DESCRIPTION OF THE TASK: The response should consist of the records, reproduced exactly.

Website and app data records:
========================================

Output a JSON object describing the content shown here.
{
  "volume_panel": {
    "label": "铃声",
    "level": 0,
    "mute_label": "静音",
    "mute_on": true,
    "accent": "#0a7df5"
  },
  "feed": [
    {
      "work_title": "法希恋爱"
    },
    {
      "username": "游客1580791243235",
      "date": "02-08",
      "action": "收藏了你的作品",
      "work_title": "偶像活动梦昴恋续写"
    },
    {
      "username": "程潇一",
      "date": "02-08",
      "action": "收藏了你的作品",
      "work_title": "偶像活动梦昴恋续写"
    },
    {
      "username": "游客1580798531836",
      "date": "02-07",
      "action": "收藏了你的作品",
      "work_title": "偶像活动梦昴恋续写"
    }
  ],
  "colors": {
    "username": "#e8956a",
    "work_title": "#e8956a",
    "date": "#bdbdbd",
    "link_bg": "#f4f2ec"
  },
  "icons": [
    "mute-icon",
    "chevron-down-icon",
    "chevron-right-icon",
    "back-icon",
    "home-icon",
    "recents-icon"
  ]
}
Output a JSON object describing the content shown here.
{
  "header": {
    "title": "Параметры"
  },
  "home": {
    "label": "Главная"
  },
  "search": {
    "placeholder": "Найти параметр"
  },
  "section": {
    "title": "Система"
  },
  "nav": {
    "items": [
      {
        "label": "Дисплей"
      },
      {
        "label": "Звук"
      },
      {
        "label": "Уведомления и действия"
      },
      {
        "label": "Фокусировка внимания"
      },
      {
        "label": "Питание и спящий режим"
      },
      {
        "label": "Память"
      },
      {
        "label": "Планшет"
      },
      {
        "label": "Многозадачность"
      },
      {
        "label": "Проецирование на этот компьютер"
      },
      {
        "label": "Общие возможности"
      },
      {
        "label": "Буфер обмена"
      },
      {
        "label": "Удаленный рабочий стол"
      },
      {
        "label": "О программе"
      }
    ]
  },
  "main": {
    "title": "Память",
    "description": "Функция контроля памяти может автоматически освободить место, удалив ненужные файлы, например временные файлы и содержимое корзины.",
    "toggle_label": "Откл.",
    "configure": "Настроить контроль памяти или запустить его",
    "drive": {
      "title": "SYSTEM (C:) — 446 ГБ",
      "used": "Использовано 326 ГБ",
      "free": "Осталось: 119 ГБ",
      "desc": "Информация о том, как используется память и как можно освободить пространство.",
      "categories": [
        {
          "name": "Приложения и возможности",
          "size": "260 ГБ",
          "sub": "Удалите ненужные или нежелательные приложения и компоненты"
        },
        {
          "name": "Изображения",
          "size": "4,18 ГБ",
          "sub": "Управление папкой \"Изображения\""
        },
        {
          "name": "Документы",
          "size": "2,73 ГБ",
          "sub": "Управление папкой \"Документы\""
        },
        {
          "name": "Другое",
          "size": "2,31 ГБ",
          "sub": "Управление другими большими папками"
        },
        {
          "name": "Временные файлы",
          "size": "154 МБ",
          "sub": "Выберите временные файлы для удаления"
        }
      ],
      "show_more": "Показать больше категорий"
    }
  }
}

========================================

ANSWER BOX:
Output a JSON object describing the content shown here.
{
  "volume_panel": {
    "label": "铃声",
    "level": 0,
    "mute_label": "静音",
    "mute_on": true,
    "accent": "#0a7df5"
  },
  "feed": [
    {
      "work_title": "法希恋爱"
    },
    {
      "username": "游客1580791243235",
      "date": "02-08",
      "action": "收藏了你的作品",
      "work_title": "偶像活动梦昴恋续写"
    },
    {
      "username": "程潇一",
      "date": "02-08",
      "action": "收藏了你的作品",
      "work_title": "偶像活动梦昴恋续写"
    },
    {
      "username": "游客1580798531836",
      "date": "02-07",
      "action": "收藏了你的作品",
      "work_title": "偶像活动梦昴恋续写"
    }
  ],
  "colors": {
    "username": "#e8956a",
    "work_title": "#e8956a",
    "date": "#bdbdbd",
    "link_bg": "#f4f2ec"
  },
  "icons": [
    "mute-icon",
    "chevron-down-icon",
    "chevron-right-icon",
    "back-icon",
    "home-icon",
    "recents-icon"
  ]
}
Output a JSON object describing the content shown here.
{
  "header": {
    "title": "Параметры"
  },
  "home": {
    "label": "Главная"
  },
  "search": {
    "placeholder": "Найти параметр"
  },
  "section": {
    "title": "Система"
  },
  "nav": {
    "items": [
      {
        "label": "Дисплей"
      },
      {
        "label": "Звук"
      },
      {
        "label": "Уведомления и действия"
      },
      {
        "label": "Фокусировка внимания"
      },
      {
        "label": "Питание и спящий режим"
      },
      {
        "label": "Память"
      },
      {
        "label": "Планшет"
      },
      {
        "label": "Многозадачность"
      },
      {
        "label": "Проецирование на этот компьютер"
      },
      {
        "label": "Общие возможности"
      },
      {
        "label": "Буфер обмена"
      },
      {
        "label": "Удаленный рабочий стол"
      },
      {
        "label": "О программе"
      }
    ]
  },
  "main": {
    "title": "Память",
    "description": "Функция контроля памяти может автоматически освободить место, удалив ненужные файлы, например временные файлы и содержимое корзины.",
    "toggle_label": "Откл.",
    "configure": "Настроить контроль памяти или запустить его",
    "drive": {
      "title": "SYSTEM (C:) — 446 ГБ",
      "used": "Использовано 326 ГБ",
      "free": "Осталось: 119 ГБ",
      "desc": "Информация о том, как используется память и как можно освободить пространство.",
      "categories": [
        {
          "name": "Приложения и возможности",
          "size": "260 ГБ",
          "sub": "Удалите ненужные или нежелательные приложения и компоненты"
        },
        {
          "name": "Изображения",
          "size": "4,18 ГБ",
          "sub": "Управление папкой \"Изображения\""
        },
        {
          "name": "Документы",
          "size": "2,73 ГБ",
          "sub": "Управление папкой \"Документы\""
        },
        {
          "name": "Другое",
          "size": "2,31 ГБ",
          "sub": "Управление другими большими папками"
        },
        {
          "name": "Временные файлы",
          "size": "154 МБ",
          "sub": "Выберите временные файлы для удаления"
        }
      ],
      "show_more": "Показать больше категорий"
    }
  }
}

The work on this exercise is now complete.